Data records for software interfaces
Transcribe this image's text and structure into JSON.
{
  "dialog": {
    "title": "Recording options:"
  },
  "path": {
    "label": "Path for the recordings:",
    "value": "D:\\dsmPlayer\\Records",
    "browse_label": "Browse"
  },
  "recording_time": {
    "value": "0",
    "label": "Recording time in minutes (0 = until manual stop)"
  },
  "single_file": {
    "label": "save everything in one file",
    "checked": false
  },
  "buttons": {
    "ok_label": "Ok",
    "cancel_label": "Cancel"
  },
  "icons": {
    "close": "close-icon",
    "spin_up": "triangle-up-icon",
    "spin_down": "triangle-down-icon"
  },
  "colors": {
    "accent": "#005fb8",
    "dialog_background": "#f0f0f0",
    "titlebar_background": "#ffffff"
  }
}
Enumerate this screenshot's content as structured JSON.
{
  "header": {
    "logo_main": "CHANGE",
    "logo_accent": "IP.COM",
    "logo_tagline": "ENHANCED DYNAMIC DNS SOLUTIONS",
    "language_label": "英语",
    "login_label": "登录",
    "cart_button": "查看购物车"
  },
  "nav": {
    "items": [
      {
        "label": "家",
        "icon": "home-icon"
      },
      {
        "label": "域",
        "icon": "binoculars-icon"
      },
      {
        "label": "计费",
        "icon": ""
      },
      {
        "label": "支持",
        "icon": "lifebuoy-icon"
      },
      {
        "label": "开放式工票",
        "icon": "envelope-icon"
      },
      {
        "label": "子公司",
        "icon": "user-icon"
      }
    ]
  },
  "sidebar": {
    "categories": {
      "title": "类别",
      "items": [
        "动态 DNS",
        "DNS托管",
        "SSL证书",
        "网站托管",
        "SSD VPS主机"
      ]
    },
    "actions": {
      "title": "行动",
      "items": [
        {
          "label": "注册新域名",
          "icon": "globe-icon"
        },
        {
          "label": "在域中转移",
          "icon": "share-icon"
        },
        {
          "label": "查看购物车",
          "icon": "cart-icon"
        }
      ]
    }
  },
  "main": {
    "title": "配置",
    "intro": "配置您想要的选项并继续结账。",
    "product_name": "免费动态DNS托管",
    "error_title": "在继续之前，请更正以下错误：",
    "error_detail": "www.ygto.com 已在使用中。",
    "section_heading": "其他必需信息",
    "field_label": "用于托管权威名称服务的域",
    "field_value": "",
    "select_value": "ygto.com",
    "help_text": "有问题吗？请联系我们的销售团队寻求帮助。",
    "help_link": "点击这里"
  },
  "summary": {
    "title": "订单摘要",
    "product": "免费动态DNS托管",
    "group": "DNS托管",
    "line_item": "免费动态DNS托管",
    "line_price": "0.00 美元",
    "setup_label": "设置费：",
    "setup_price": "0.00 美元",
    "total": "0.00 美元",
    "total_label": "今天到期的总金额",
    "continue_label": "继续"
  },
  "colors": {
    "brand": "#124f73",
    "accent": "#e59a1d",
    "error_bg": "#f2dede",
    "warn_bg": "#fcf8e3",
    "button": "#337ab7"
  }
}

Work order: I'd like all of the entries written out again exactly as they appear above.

Solution:
Transcribe this image's text and structure into JSON.
{
  "dialog": {
    "title": "Recording options:"
  },
  "path": {
    "label": "Path for the recordings:",
    "value": "D:\\dsmPlayer\\Records",
    "browse_label": "Browse"
  },
  "recording_time": {
    "value": "0",
    "label": "Recording time in minutes (0 = until manual stop)"
  },
  "single_file": {
    "label": "save everything in one file",
    "checked": false
  },
  "buttons": {
    "ok_label": "Ok",
    "cancel_label": "Cancel"
  },
  "icons": {
    "close": "close-icon",
    "spin_up": "triangle-up-icon",
    "spin_down": "triangle-down-icon"
  },
  "colors": {
    "accent": "#005fb8",
    "dialog_background": "#f0f0f0",
    "titlebar_background": "#ffffff"
  }
}
Enumerate this screenshot's content as structured JSON.
{
  "header": {
    "logo_main": "CHANGE",
    "logo_accent": "IP.COM",
    "logo_tagline": "ENHANCED DYNAMIC DNS SOLUTIONS",
    "language_label": "英语",
    "login_label": "登录",
    "cart_button": "查看购物车"
  },
  "nav": {
    "items": [
      {
        "label": "家",
        "icon": "home-icon"
      },
      {
        "label": "域",
        "icon": "binoculars-icon"
      },
      {
        "label": "计费",
        "icon": ""
      },
      {
        "label": "支持",
        "icon": "lifebuoy-icon"
      },
      {
        "label": "开放式工票",
        "icon": "envelope-icon"
      },
      {
        "label": "子公司",
        "icon": "user-icon"
      }
    ]
  },
  "sidebar": {
    "categories": {
      "title": "类别",
      "items": [
        "动态 DNS",
        "DNS托管",
        "SSL证书",
        "网站托管",
        "SSD VPS主机"
      ]
    },
    "actions": {
      "title": "行动",
      "items": [
        {
          "label": "注册新域名",
          "icon": "globe-icon"
        },
        {
          "label": "在域中转移",
          "icon": "share-icon"
        },
        {
          "label": "查看购物车",
          "icon": "cart-icon"
        }
      ]
    }
  },
  "main": {
    "title": "配置",
    "intro": "配置您想要的选项并继续结账。",
    "product_name": "免费动态DNS托管",
    "error_title": "在继续之前，请更正以下错误：",
    "error_detail": "www.ygto.com 已在使用中。",
    "section_heading": "其他必需信息",
    "field_label": "用于托管权威名称服务的域",
    "field_value": "",
    "select_value": "ygto.com",
    "help_text": "有问题吗？请联系我们的销售团队寻求帮助。",
    "help_link": "点击这里"
  },
  "summary": {
    "title": "订单摘要",
    "product": "免费动态DNS托管",
    "group": "DNS托管",
    "line_item": "免费动态DNS托管",
    "line_price": "0.00 美元",
    "setup_label": "设置费：",
    "setup_price": "0.00 美元",
    "total": "0.00 美元",
    "total_label": "今天到期的总金额",
    "continue_label": "继续"
  },
  "colors": {
    "brand": "#124f73",
    "accent": "#e59a1d",
    "error_bg": "#f2dede",
    "warn_bg": "#fcf8e3",
    "button": "#337ab7"
  }
}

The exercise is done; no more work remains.